• Records shown:
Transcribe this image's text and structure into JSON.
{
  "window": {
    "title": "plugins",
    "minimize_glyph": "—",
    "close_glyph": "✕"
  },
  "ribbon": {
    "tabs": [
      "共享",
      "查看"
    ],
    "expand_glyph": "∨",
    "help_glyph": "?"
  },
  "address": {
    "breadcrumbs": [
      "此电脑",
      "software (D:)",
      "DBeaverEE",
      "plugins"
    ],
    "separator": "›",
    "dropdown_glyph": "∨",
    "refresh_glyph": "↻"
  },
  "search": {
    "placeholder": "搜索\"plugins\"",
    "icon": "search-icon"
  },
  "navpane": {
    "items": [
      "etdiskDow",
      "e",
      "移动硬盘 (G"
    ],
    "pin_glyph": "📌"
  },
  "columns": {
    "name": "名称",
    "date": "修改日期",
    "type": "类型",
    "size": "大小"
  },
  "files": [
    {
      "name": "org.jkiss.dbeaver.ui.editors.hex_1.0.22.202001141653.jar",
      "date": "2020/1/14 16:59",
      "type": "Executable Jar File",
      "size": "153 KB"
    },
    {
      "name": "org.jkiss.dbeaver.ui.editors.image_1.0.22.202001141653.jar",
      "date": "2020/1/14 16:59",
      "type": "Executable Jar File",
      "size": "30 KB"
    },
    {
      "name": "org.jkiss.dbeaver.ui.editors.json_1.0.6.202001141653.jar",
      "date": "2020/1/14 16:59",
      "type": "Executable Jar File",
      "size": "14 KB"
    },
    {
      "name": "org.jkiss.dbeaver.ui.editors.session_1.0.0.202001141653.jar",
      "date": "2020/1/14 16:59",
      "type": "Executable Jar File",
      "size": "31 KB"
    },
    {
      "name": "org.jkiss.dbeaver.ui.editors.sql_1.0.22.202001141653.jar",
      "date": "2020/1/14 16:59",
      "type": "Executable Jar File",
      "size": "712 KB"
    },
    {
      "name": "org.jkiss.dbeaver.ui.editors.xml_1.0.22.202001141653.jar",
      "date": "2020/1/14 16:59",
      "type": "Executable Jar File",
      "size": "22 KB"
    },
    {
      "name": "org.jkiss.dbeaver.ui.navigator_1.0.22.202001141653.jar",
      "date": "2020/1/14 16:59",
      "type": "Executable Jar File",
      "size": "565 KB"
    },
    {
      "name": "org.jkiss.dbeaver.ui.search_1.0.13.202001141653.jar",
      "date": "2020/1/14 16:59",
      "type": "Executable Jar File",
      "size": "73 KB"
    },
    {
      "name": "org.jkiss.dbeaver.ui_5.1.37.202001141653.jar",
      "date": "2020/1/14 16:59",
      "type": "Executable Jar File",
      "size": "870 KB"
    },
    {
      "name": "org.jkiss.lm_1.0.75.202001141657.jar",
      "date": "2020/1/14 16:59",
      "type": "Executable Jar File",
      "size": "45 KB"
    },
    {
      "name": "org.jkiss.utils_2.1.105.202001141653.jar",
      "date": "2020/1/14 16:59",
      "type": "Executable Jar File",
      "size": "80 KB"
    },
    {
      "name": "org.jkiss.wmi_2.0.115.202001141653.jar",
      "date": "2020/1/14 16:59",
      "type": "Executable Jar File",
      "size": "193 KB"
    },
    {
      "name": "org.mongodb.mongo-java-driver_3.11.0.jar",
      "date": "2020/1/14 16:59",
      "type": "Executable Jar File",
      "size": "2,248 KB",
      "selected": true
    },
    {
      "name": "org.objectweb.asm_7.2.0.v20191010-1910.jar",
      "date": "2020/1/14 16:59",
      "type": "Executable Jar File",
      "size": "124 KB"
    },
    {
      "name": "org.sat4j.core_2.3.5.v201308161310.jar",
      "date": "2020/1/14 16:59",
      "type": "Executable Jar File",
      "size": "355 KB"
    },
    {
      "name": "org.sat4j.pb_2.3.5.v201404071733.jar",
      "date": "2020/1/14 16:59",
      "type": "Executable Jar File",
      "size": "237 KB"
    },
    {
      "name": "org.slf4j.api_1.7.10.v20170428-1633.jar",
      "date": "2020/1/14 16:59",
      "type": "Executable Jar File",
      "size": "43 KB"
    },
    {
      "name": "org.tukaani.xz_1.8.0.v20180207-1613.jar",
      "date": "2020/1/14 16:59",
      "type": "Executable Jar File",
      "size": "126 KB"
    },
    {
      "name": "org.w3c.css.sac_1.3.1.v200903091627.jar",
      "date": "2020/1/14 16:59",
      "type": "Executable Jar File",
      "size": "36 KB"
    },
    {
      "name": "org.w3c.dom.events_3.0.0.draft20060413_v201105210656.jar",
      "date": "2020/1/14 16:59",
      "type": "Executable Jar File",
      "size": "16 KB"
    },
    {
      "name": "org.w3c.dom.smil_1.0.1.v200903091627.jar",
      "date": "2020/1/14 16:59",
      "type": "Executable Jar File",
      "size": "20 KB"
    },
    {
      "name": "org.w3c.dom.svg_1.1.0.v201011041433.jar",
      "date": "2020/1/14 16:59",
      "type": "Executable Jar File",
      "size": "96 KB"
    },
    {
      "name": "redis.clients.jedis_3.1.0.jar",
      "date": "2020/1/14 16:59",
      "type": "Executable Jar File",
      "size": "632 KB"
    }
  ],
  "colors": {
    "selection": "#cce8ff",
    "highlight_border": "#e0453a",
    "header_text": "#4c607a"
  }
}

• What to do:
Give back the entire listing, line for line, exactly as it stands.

• Answer to this task:
Transcribe this image's text and structure into JSON.
{
  "window": {
    "title": "plugins",
    "minimize_glyph": "—",
    "close_glyph": "✕"
  },
  "ribbon": {
    "tabs": [
      "共享",
      "查看"
    ],
    "expand_glyph": "∨",
    "help_glyph": "?"
  },
  "address": {
    "breadcrumbs": [
      "此电脑",
      "software (D:)",
      "DBeaverEE",
      "plugins"
    ],
    "separator": "›",
    "dropdown_glyph": "∨",
    "refresh_glyph": "↻"
  },
  "search": {
    "placeholder": "搜索\"plugins\"",
    "icon": "search-icon"
  },
  "navpane": {
    "items": [
      "etdiskDow",
      "e",
      "移动硬盘 (G"
    ],
    "pin_glyph": "📌"
  },
  "columns": {
    "name": "名称",
    "date": "修改日期",
    "type": "类型",
    "size": "大小"
  },
  "files": [
    {
      "name": "org.jkiss.dbeaver.ui.editors.hex_1.0.22.202001141653.jar",
      "date": "2020/1/14 16:59",
      "type": "Executable Jar File",
      "size": "153 KB"
    },
    {
      "name": "org.jkiss.dbeaver.ui.editors.image_1.0.22.202001141653.jar",
      "date": "2020/1/14 16:59",
      "type": "Executable Jar File",
      "size": "30 KB"
    },
    {
      "name": "org.jkiss.dbeaver.ui.editors.json_1.0.6.202001141653.jar",
      "date": "2020/1/14 16:59",
      "type": "Executable Jar File",
      "size": "14 KB"
    },
    {
      "name": "org.jkiss.dbeaver.ui.editors.session_1.0.0.202001141653.jar",
      "date": "2020/1/14 16:59",
      "type": "Executable Jar File",
      "size": "31 KB"
    },
    {
      "name": "org.jkiss.dbeaver.ui.editors.sql_1.0.22.202001141653.jar",
      "date": "2020/1/14 16:59",
      "type": "Executable Jar File",
      "size": "712 KB"
    },
    {
      "name": "org.jkiss.dbeaver.ui.editors.xml_1.0.22.202001141653.jar",
      "date": "2020/1/14 16:59",
      "type": "Executable Jar File",
      "size": "22 KB"
    },
    {
      "name": "org.jkiss.dbeaver.ui.navigator_1.0.22.202001141653.jar",
      "date": "2020/1/14 16:59",
      "type": "Executable Jar File",
      "size": "565 KB"
    },
    {
      "name": "org.jkiss.dbeaver.ui.search_1.0.13.202001141653.jar",
      "date": "2020/1/14 16:59",
      "type": "Executable Jar File",
      "size": "73 KB"
    },
    {
      "name": "org.jkiss.dbeaver.ui_5.1.37.202001141653.jar",
      "date": "2020/1/14 16:59",
      "type": "Executable Jar File",
      "size": "870 KB"
    },
    {
      "name": "org.jkiss.lm_1.0.75.202001141657.jar",
      "date": "2020/1/14 16:59",
      "type": "Executable Jar File",
      "size": "45 KB"
    },
    {
      "name": "org.jkiss.utils_2.1.105.202001141653.jar",
      "date": "2020/1/14 16:59",
      "type": "Executable Jar File",
      "size": "80 KB"
    },
    {
      "name": "org.jkiss.wmi_2.0.115.202001141653.jar",
      "date": "2020/1/14 16:59",
      "type": "Executable Jar File",
      "size": "193 KB"
    },
    {
      "name": "org.mongodb.mongo-java-driver_3.11.0.jar",
      "date": "2020/1/14 16:59",
      "type": "Executable Jar File",
      "size": "2,248 KB",
      "selected": true
    },
    {
      "name": "org.objectweb.asm_7.2.0.v20191010-1910.jar",
      "date": "2020/1/14 16:59",
      "type": "Executable Jar File",
      "size": "124 KB"
    },
    {
      "name": "org.sat4j.core_2.3.5.v201308161310.jar",
      "date": "2020/1/14 16:59",
      "type": "Executable Jar File",
      "size": "355 KB"
    },
    {
      "name": "org.sat4j.pb_2.3.5.v201404071733.jar",
      "date": "2020/1/14 16:59",
      "type": "Executable Jar File",
      "size": "237 KB"
    },
    {
      "name": "org.slf4j.api_1.7.10.v20170428-1633.jar",
      "date": "2020/1/14 16:59",
      "type": "Executable Jar File",
      "size": "43 KB"
    },
    {
      "name": "org.tukaani.xz_1.8.0.v20180207-1613.jar",
      "date": "2020/1/14 16:59",
      "type": "Executable Jar File",
      "size": "126 KB"
    },
    {
      "name": "org.w3c.css.sac_1.3.1.v200903091627.jar",
      "date": "2020/1/14 16:59",
      "type": "Executable Jar File",
      "size": "36 KB"
    },
    {
      "name": "org.w3c.dom.events_3.0.0.draft20060413_v201105210656.jar",
      "date": "2020/1/14 16:59",
      "type": "Executable Jar File",
      "size": "16 KB"
    },
    {
      "name": "org.w3c.dom.smil_1.0.1.v200903091627.jar",
      "date": "2020/1/14 16:59",
      "type": "Executable Jar File",
      "size": "20 KB"
    },
    {
      "name": "org.w3c.dom.svg_1.1.0.v201011041433.jar",
      "date": "2020/1/14 16:59",
      "type": "Executable Jar File",
      "size": "96 KB"
    },
    {
      "name": "redis.clients.jedis_3.1.0.jar",
      "date": "2020/1/14 16:59",
      "type": "Executable Jar File",
      "size": "632 KB"
    }
  ],
  "colors": {
    "selection": "#cce8ff",
    "highlight_border": "#e0453a",
    "header_text": "#4c607a"
  }
}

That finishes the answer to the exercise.